[Recorded data]
########
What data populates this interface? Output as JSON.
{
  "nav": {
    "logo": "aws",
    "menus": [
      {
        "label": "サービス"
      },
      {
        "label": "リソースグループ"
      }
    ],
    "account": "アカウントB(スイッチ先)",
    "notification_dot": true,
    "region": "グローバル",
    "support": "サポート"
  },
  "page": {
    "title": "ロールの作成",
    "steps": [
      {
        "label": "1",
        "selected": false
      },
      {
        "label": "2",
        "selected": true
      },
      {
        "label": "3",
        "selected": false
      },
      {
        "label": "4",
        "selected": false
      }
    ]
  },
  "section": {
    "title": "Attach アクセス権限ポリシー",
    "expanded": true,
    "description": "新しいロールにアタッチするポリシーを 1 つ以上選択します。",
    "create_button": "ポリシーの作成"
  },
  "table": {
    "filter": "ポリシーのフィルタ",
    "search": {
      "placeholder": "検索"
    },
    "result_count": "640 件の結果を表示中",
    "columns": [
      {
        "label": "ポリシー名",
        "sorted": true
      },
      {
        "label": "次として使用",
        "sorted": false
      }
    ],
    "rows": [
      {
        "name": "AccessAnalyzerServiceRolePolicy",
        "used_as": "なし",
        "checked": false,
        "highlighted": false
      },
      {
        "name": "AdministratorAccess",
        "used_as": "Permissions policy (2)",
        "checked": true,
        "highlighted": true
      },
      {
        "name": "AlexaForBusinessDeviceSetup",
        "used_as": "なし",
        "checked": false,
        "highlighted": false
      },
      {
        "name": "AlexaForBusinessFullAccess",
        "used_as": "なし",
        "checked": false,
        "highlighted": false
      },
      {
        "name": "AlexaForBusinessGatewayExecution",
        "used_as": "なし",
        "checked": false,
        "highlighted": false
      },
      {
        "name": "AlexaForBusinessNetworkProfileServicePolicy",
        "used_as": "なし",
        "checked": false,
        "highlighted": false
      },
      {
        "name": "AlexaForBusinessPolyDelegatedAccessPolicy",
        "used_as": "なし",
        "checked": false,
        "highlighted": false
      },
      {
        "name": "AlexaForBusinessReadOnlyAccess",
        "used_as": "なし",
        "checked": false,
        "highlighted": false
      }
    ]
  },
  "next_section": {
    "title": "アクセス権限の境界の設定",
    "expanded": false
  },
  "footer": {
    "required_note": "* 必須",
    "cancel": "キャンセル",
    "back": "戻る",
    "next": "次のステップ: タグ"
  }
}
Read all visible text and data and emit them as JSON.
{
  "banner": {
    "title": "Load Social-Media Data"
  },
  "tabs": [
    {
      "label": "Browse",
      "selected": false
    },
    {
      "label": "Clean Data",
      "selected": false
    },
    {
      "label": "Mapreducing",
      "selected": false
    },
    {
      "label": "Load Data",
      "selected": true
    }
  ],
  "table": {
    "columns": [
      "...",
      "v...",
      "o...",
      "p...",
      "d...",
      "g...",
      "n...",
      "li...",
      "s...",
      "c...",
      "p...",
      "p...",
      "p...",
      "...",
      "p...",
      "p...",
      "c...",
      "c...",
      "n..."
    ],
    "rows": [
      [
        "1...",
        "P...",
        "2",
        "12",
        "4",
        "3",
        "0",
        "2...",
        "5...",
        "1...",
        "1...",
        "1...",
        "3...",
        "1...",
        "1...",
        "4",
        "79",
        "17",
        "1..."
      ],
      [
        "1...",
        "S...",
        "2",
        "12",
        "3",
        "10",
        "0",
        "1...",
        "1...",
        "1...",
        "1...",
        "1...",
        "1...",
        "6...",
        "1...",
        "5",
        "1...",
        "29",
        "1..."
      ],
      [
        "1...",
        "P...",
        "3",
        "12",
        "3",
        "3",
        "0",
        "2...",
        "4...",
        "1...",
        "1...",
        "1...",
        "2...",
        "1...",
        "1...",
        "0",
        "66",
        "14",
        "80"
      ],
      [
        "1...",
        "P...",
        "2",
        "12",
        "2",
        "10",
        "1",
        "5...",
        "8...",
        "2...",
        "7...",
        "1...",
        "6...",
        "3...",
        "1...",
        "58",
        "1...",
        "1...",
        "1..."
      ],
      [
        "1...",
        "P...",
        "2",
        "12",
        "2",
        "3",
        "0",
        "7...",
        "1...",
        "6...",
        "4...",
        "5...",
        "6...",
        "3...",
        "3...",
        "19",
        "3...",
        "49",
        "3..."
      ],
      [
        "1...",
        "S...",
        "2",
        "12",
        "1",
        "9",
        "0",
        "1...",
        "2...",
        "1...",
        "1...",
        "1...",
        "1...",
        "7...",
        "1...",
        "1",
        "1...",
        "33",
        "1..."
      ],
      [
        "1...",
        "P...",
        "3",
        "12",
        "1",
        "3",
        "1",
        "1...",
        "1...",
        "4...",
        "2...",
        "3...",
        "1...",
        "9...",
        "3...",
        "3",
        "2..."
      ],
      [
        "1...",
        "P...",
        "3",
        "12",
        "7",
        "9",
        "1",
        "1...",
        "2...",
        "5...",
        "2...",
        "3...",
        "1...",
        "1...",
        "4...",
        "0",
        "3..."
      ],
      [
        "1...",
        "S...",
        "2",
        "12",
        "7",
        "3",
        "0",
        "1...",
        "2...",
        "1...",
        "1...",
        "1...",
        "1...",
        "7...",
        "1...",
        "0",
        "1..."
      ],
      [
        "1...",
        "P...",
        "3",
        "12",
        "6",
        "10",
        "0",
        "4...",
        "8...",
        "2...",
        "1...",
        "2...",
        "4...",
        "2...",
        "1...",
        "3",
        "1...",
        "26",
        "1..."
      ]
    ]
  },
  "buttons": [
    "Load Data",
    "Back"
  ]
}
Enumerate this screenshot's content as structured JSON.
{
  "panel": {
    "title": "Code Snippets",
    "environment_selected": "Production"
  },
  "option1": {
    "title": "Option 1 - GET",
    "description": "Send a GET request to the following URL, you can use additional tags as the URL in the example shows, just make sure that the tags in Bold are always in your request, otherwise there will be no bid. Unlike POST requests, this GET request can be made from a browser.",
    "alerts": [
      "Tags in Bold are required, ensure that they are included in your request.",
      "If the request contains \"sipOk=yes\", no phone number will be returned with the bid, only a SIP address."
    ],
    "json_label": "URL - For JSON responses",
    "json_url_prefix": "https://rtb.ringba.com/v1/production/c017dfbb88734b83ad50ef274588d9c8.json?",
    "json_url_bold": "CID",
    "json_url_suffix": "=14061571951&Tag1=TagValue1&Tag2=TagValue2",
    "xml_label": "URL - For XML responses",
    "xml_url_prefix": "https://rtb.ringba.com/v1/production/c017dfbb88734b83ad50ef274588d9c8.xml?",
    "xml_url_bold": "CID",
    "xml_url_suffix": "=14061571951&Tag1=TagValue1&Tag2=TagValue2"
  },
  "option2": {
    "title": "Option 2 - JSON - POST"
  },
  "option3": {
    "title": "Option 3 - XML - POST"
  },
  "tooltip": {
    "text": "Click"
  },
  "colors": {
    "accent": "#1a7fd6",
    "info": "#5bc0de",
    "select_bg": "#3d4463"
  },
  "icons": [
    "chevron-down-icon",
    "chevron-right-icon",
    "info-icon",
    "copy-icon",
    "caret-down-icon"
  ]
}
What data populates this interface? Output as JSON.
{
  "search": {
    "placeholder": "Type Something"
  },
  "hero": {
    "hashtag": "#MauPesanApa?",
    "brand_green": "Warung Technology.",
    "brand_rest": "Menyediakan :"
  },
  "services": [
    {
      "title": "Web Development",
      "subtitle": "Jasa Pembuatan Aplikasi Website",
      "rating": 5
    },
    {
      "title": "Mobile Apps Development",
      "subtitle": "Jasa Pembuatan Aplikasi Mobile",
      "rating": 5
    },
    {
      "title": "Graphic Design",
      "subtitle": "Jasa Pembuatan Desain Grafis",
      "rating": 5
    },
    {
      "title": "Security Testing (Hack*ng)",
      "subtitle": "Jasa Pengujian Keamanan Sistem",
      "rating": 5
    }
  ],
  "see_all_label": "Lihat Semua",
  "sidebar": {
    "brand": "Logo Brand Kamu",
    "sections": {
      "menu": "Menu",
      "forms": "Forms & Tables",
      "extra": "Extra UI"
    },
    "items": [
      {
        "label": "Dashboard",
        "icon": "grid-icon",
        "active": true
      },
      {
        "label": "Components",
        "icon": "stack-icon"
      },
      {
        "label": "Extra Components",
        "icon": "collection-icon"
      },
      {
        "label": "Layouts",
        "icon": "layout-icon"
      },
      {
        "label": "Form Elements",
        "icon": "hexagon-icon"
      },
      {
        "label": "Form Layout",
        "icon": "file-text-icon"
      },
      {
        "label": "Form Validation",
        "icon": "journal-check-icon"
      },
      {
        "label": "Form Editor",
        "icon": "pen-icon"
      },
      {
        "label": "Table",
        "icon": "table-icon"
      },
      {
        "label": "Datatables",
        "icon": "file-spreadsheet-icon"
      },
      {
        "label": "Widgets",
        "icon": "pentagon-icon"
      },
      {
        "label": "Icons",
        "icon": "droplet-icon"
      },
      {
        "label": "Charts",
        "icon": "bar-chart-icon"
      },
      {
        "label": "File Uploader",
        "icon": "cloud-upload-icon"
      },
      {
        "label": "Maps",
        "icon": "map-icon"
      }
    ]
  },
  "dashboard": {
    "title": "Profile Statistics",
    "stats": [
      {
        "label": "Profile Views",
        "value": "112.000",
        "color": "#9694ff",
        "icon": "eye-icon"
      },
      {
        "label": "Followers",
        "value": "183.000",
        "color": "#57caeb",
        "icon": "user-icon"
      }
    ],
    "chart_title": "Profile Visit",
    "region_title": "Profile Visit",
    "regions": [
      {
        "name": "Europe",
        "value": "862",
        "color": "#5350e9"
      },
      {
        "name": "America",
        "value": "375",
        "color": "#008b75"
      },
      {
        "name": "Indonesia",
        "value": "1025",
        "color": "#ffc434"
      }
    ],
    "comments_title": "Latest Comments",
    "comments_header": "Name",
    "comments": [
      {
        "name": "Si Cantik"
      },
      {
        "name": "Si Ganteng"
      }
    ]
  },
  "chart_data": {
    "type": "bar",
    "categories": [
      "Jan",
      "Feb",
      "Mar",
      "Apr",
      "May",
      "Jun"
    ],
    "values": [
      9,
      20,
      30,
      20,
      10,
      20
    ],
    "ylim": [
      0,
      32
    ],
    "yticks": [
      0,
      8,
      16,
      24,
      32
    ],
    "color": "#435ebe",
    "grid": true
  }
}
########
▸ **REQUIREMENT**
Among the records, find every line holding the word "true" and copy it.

▸ **RESPONSE FOR THIS EXERCISE**
    "notification_dot": true,
        "selected": true
    "expanded": true,
        "sorted": true
        "checked": true,
        "highlighted": true
      "selected": true
        "active": true
    "grid": true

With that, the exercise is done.